**** MATERIAL FOR THIS EXERCISE ****
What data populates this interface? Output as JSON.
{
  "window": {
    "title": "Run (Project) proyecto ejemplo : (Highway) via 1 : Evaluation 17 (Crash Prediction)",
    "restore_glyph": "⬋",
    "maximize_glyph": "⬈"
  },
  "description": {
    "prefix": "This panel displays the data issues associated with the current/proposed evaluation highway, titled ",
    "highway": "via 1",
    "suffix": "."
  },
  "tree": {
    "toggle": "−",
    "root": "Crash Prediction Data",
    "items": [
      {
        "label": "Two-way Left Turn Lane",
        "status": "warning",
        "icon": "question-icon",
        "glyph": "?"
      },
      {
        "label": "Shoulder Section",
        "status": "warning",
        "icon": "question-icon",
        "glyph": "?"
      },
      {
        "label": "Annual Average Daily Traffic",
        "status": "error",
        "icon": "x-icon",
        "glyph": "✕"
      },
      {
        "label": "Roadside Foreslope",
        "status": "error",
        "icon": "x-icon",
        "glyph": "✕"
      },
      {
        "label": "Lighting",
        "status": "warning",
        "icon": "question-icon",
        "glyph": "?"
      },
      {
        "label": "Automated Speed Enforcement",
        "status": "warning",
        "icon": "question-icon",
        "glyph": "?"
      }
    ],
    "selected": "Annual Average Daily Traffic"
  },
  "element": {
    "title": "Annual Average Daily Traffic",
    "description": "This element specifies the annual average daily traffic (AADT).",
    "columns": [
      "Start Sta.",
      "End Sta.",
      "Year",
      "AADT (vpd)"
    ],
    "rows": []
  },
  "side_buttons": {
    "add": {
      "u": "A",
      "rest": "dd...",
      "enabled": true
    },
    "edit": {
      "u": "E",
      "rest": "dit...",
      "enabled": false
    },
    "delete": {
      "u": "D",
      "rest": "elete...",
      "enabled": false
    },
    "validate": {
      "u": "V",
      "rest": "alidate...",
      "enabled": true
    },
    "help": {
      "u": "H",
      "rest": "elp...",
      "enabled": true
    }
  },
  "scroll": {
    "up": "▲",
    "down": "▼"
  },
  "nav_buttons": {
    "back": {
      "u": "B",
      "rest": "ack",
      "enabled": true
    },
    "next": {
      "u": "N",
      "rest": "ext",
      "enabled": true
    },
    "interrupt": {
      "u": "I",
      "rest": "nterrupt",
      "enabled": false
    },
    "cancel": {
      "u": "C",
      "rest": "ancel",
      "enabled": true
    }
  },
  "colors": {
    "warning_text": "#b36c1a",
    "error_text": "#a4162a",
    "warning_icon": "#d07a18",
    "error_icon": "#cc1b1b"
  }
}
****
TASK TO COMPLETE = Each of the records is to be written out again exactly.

SOLUTION BELOW =
What data populates this interface? Output as JSON.
{
  "window": {
    "title": "Run (Project) proyecto ejemplo : (Highway) via 1 : Evaluation 17 (Crash Prediction)",
    "restore_glyph": "⬋",
    "maximize_glyph": "⬈"
  },
  "description": {
    "prefix": "This panel displays the data issues associated with the current/proposed evaluation highway, titled ",
    "highway": "via 1",
    "suffix": "."
  },
  "tree": {
    "toggle": "−",
    "root": "Crash Prediction Data",
    "items": [
      {
        "label": "Two-way Left Turn Lane",
        "status": "warning",
        "icon": "question-icon",
        "glyph": "?"
      },
      {
        "label": "Shoulder Section",
        "status": "warning",
        "icon": "question-icon",
        "glyph": "?"
      },
      {
        "label": "Annual Average Daily Traffic",
        "status": "error",
        "icon": "x-icon",
        "glyph": "✕"
      },
      {
        "label": "Roadside Foreslope",
        "status": "error",
        "icon": "x-icon",
        "glyph": "✕"
      },
      {
        "label": "Lighting",
        "status": "warning",
        "icon": "question-icon",
        "glyph": "?"
      },
      {
        "label": "Automated Speed Enforcement",
        "status": "warning",
        "icon": "question-icon",
        "glyph": "?"
      }
    ],
    "selected": "Annual Average Daily Traffic"
  },
  "element": {
    "title": "Annual Average Daily Traffic",
    "description": "This element specifies the annual average daily traffic (AADT).",
    "columns": [
      "Start Sta.",
      "End Sta.",
      "Year",
      "AADT (vpd)"
    ],
    "rows": []
  },
  "side_buttons": {
    "add": {
      "u": "A",
      "rest": "dd...",
      "enabled": true
    },
    "edit": {
      "u": "E",
      "rest": "dit...",
      "enabled": false
    },
    "delete": {
      "u": "D",
      "rest": "elete...",
      "enabled": false
    },
    "validate": {
      "u": "V",
      "rest": "alidate...",
      "enabled": true
    },
    "help": {
      "u": "H",
      "rest": "elp...",
      "enabled": true
    }
  },
  "scroll": {
    "up": "▲",
    "down": "▼"
  },
  "nav_buttons": {
    "back": {
      "u": "B",
      "rest": "ack",
      "enabled": true
    },
    "next": {
      "u": "N",
      "rest": "ext",
      "enabled": true
    },
    "interrupt": {
      "u": "I",
      "rest": "nterrupt",
      "enabled": false
    },
    "cancel": {
      "u": "C",
      "rest": "ancel",
      "enabled": true
    }
  },
  "colors": {
    "warning_text": "#b36c1a",
    "error_text": "#a4162a",
    "warning_icon": "#d07a18",
    "error_icon": "#cc1b1b"
  }
}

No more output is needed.